Wolf Biermann laments that Pinochet will die peacefully in bed. Andre Glucksmann remembers Anna Politkovskaya – and her fight against Russia's cancer. Actress Franka Potente tells how she combined magic and the Weimar Republic in her first film. And "The Saddest Music in the World" featuring Isabella Rossellini's glass beer-filled legs is now showing in Germany.
read more

Wednesday 6 December, 2006

Turner Prize winner Tomma Abts' paintings look like GDR wallpaper, fumes the FAZ. The FR, for its part, understands that some collectors might prefer her sense of understatement in their bedrooms to a Jonathan Meese. Martin Scorsese's Hong Kong thriller remake "The Departed" is too retro for the Tagesspiegel and laid on too thick for the NZZ. And the many theories on the death of Alexander Litvinenko are a reflection of just as many hobby-horses.
read more

Tuesday 5 December, 2006

The Berliner Zeitung thoroughly approves of the decision to give German painter Tomma Abts this year's Turner Prize. Chinese film director Lou Ye thinks his ban in China is nothing but a joke. The Zentrale Intelligence Agentur is back with powerpoint karaoke. Munich's Pinakothek der Modern has been lit up by a Dan Flavin retrospective. And Russia is in the grip of FSB fashion.
read more

Saturday 2 December - Monday 4 December, 2006

Mario Vargas Llosa is bowled over by importance of the toilet, as revealed in the UN water report. Amos Oz hopes the Israeli-Palestian ceasefire will hold, because, he says, everyone is agreed what a bilateral agreement would entail. Dissident poet Alina Vituchnovskaya praises Putin for regenerating Russian literature. Publisher Jochen Jung tells why German publishing houses all look the same. And physicist Lisa Randall explains that a word in physics is worth a thousand pictures.
read more

Friday 1 December, 2006

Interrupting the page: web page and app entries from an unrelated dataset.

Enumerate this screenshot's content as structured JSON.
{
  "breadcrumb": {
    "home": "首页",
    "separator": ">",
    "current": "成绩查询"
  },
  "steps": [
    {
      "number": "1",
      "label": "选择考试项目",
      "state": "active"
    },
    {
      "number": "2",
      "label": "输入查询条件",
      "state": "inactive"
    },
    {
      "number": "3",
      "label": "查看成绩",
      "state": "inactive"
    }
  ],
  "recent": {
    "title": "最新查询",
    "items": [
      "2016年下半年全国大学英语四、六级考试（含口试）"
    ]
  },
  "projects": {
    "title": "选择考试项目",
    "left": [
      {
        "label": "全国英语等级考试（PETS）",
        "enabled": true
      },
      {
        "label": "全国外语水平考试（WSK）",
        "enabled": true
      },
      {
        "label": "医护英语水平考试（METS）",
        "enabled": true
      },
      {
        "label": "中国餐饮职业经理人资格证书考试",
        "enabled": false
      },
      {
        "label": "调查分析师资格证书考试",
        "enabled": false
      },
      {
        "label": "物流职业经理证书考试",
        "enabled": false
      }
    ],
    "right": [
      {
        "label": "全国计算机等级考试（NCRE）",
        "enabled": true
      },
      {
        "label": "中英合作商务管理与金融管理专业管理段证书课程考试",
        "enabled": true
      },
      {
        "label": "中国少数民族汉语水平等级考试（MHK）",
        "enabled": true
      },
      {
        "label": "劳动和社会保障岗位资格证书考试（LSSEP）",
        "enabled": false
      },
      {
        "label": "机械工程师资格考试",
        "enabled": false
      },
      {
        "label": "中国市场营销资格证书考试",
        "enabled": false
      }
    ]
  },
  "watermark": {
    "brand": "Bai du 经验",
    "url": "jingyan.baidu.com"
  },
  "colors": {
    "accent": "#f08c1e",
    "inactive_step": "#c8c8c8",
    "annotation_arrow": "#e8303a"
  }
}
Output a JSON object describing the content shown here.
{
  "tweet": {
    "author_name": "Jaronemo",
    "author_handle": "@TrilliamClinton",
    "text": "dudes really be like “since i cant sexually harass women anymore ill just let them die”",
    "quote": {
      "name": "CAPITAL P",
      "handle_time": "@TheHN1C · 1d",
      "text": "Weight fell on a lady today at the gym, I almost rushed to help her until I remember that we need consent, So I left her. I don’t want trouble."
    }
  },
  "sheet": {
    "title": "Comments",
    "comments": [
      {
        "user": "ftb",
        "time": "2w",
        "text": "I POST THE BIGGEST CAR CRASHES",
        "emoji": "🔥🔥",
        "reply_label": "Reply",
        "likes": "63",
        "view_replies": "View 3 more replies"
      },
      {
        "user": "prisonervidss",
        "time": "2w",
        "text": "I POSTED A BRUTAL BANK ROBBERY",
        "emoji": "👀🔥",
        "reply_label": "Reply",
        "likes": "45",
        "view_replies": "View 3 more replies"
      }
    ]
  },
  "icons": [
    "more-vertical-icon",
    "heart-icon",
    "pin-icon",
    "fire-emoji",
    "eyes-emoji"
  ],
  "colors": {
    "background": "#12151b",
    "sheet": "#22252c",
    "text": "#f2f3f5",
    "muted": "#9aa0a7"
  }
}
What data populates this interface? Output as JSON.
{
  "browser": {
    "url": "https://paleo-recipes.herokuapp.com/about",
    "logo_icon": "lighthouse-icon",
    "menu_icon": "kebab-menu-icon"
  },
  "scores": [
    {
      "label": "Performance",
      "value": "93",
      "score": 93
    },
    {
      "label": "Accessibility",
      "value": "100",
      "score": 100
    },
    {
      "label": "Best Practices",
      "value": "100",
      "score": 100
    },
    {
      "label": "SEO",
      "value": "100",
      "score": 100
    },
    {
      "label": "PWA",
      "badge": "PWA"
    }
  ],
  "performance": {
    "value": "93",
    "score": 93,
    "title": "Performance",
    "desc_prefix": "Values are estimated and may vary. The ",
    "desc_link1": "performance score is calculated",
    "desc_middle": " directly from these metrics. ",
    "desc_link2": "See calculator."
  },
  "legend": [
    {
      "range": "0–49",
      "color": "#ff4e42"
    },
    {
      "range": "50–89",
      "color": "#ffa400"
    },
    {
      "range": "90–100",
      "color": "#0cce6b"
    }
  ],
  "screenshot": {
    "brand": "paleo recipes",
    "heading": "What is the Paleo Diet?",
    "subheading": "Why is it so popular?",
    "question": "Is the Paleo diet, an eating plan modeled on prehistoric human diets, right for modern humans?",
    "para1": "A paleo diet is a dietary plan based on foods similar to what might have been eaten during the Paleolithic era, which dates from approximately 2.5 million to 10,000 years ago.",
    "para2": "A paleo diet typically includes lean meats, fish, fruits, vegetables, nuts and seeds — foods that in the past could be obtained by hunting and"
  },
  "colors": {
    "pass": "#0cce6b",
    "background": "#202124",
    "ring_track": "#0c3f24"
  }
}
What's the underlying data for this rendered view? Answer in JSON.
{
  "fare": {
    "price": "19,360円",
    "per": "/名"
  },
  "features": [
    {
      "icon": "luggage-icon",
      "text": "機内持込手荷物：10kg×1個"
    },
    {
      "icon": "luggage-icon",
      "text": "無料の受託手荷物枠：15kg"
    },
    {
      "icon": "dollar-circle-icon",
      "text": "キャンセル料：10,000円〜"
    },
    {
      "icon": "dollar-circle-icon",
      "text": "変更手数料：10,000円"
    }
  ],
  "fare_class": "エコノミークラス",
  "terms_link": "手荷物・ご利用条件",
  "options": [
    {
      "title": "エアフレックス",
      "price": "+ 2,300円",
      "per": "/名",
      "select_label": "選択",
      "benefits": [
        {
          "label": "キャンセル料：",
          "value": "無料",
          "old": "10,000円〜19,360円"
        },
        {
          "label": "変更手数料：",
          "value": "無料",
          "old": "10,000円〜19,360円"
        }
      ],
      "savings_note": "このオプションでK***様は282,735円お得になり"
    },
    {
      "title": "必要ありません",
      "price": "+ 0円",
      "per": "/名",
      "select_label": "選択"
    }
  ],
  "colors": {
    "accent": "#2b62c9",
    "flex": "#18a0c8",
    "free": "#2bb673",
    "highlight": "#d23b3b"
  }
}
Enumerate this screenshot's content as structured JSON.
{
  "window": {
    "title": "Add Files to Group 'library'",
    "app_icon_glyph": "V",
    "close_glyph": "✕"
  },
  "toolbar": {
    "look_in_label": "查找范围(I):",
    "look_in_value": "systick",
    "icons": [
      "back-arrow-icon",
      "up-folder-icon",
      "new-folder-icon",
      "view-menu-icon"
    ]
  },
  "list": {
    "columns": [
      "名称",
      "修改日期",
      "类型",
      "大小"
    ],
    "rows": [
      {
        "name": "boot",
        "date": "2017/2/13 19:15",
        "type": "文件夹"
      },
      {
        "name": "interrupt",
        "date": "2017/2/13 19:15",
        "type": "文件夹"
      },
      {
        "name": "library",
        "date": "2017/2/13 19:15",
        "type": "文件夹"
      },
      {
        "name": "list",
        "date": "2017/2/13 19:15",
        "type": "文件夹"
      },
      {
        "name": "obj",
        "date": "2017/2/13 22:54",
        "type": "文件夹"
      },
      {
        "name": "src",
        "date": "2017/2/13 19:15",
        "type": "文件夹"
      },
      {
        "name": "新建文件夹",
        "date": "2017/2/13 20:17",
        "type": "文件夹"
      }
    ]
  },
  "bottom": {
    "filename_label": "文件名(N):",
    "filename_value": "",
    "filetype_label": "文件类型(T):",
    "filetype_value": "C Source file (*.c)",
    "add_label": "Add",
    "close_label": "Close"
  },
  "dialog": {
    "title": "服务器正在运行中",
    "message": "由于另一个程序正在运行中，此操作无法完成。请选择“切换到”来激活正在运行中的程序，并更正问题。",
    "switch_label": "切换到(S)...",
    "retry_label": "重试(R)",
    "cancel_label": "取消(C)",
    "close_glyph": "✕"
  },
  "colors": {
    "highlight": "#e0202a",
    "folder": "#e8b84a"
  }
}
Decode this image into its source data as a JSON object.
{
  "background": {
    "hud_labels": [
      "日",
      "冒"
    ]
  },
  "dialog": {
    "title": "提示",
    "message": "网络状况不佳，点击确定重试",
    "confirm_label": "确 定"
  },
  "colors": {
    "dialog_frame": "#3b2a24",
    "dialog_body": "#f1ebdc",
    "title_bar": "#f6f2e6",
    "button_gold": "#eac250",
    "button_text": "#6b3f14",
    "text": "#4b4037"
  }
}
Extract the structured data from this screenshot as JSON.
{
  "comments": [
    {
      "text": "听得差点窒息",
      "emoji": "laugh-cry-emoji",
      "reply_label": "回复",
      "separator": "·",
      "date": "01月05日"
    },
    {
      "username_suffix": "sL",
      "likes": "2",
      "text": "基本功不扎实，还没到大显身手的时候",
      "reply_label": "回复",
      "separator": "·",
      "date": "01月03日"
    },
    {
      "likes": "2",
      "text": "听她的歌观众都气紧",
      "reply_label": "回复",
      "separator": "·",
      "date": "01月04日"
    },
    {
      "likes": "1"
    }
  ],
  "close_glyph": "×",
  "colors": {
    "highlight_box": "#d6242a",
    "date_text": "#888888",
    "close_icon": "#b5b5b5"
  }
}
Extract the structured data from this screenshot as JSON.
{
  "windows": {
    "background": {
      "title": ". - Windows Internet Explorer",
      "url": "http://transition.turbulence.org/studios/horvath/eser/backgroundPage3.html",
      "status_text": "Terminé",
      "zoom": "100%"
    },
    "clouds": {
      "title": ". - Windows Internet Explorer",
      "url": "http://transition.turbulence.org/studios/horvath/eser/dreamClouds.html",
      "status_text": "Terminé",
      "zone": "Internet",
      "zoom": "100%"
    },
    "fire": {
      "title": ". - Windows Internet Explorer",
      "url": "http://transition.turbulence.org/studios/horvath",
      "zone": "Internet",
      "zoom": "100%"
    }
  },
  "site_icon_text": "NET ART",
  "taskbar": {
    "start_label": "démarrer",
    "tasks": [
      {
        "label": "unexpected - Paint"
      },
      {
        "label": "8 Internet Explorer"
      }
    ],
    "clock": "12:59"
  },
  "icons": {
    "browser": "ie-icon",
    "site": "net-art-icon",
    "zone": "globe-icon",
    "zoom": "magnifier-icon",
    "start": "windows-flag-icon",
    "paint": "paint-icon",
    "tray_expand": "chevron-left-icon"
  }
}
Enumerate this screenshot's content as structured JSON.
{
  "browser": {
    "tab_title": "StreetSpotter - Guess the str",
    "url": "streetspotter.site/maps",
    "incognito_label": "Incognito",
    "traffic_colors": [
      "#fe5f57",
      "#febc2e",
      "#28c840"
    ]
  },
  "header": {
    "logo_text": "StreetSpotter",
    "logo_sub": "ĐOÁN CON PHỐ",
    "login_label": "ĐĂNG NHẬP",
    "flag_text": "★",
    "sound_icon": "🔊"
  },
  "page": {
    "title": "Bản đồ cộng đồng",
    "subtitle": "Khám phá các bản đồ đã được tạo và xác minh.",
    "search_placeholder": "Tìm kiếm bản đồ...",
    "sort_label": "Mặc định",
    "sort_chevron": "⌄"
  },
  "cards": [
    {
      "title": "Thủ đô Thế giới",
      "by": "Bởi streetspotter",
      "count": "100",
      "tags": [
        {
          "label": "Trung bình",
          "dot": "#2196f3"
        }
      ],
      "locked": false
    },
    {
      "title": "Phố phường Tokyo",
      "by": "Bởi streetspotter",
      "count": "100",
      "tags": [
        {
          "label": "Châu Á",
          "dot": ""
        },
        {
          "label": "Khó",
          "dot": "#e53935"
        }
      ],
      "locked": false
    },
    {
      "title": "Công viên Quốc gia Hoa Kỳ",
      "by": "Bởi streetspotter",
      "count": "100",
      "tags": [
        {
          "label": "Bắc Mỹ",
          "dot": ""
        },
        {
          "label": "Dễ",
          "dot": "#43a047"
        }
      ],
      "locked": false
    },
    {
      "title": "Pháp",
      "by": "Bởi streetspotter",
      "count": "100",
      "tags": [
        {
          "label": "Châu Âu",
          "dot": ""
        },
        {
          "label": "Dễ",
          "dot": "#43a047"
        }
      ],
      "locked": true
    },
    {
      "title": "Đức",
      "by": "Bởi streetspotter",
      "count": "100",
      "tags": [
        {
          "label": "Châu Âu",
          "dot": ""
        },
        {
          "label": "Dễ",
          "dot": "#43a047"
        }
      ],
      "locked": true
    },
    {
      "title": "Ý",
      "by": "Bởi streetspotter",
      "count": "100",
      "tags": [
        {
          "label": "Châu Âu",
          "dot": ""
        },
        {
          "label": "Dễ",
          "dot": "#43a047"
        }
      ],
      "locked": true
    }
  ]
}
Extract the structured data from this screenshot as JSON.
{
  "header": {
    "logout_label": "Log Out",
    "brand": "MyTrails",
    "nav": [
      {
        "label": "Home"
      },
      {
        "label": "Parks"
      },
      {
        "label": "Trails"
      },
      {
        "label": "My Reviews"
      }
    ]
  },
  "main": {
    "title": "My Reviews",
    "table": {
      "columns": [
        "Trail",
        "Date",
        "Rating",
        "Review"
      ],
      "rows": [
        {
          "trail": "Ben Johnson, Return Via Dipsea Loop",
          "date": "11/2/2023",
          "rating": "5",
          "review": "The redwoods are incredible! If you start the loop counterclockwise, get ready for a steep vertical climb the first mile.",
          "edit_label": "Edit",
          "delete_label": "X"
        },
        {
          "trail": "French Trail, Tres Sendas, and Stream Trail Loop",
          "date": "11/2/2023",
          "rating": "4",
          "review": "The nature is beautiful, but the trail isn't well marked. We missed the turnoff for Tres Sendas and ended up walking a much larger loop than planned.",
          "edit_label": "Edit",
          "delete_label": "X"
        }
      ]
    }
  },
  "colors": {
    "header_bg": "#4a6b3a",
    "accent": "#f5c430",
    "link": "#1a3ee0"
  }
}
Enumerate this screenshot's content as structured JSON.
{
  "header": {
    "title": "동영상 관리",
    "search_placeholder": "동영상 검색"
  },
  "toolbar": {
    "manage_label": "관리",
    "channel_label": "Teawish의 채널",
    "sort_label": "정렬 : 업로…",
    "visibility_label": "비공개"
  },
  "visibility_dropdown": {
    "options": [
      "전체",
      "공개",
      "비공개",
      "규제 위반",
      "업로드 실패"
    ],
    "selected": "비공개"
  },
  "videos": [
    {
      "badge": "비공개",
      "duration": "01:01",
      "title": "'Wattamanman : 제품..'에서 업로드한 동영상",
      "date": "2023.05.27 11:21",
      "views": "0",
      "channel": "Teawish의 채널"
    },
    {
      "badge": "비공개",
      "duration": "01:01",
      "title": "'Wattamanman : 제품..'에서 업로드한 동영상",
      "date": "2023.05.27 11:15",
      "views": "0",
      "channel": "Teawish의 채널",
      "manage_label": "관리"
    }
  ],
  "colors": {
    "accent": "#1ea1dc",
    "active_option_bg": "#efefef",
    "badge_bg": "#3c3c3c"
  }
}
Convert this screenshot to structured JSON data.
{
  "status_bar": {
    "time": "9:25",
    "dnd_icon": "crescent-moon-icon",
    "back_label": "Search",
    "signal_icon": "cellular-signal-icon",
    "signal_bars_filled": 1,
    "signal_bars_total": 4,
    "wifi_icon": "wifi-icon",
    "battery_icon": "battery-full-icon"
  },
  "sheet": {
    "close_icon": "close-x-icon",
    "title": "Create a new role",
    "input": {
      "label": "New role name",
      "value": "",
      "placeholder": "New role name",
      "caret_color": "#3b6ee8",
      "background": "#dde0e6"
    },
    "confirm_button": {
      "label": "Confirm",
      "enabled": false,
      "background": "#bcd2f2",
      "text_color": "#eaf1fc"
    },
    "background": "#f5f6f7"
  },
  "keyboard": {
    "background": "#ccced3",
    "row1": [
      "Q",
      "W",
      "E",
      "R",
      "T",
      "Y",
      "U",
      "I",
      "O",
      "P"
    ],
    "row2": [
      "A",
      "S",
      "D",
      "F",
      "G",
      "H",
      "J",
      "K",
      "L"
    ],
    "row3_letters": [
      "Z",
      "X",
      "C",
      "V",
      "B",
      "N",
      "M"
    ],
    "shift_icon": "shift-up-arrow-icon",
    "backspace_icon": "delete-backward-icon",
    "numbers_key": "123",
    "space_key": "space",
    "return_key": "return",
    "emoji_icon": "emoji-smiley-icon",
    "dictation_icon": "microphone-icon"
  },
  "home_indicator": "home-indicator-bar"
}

Russian author Viktor Erofeyev ponders over who will take the day in Russia, and pins his hopes on the emerging middle class. Conductor Daniel Barenboim explains why Italian composer Ferruccio Busoni is more German than the Germans. The FAZ is impressed by the dragon-woman / worm-man "Medea" production at the Deutsches Theater. And the SZ looks at who's getting fattest from splurging on art.
read more